What is expected: Search the records for the string "value" and copy every line where it turns up.

---

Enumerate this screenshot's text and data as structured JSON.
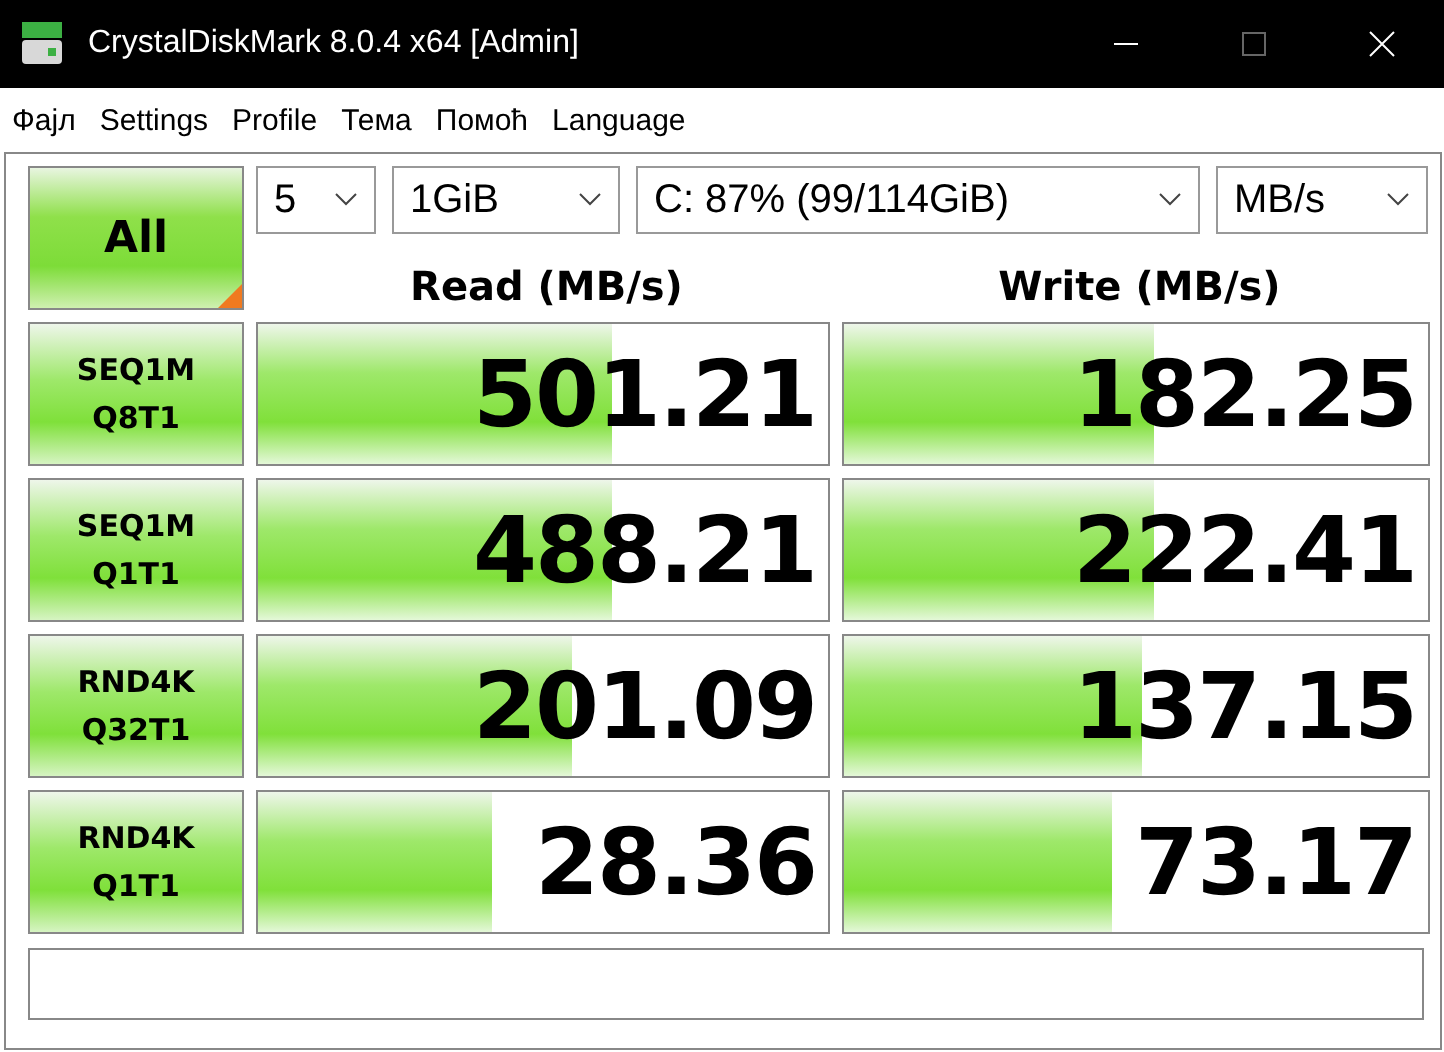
{
  "window": {
    "title": "CrystalDiskMark 8.0.4 x64 [Admin]"
  },
  "menu": [
    "Фајл",
    "Settings",
    "Profile",
    "Тема",
    "Помоћ",
    "Language"
  ],
  "all_button": {
    "label": "All"
  },
  "selects": [
    {
      "value": "5"
    },
    {
      "value": "1GiB"
    },
    {
      "value": "C: 87% (99/114GiB)"
    },
    {
      "value": "MB/s"
    }
  ],
  "columns": [
    "Read (MB/s)",
    "Write (MB/s)"
  ],
  "rows": [
    {
      "line1": "SEQ1M",
      "line2": "Q8T1",
      "read": {
        "value": "501.21",
        "level": 0.62
      },
      "write": {
        "value": "182.25",
        "level": 0.53
      }
    },
    {
      "line1": "SEQ1M",
      "line2": "Q1T1",
      "read": {
        "value": "488.21",
        "level": 0.62
      },
      "write": {
        "value": "222.41",
        "level": 0.53
      }
    },
    {
      "line1": "RND4K",
      "line2": "Q32T1",
      "read": {
        "value": "201.09",
        "level": 0.55
      },
      "write": {
        "value": "137.15",
        "level": 0.51
      }
    },
    {
      "line1": "RND4K",
      "line2": "Q1T1",
      "read": {
        "value": "28.36",
        "level": 0.41
      },
      "write": {
        "value": "73.17",
        "level": 0.46
      }
    }
  ]
}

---

Exercise output:
      "value": "5"
      "value": "1GiB"
      "value": "C: 87% (99/114GiB)"
      "value": "MB/s"
        "value": "501.21",
        "value": "182.25",
        "value": "488.21",
        "value": "222.41",
        "value": "201.09",
        "value": "137.15",
        "value": "28.36",
        "value": "73.17",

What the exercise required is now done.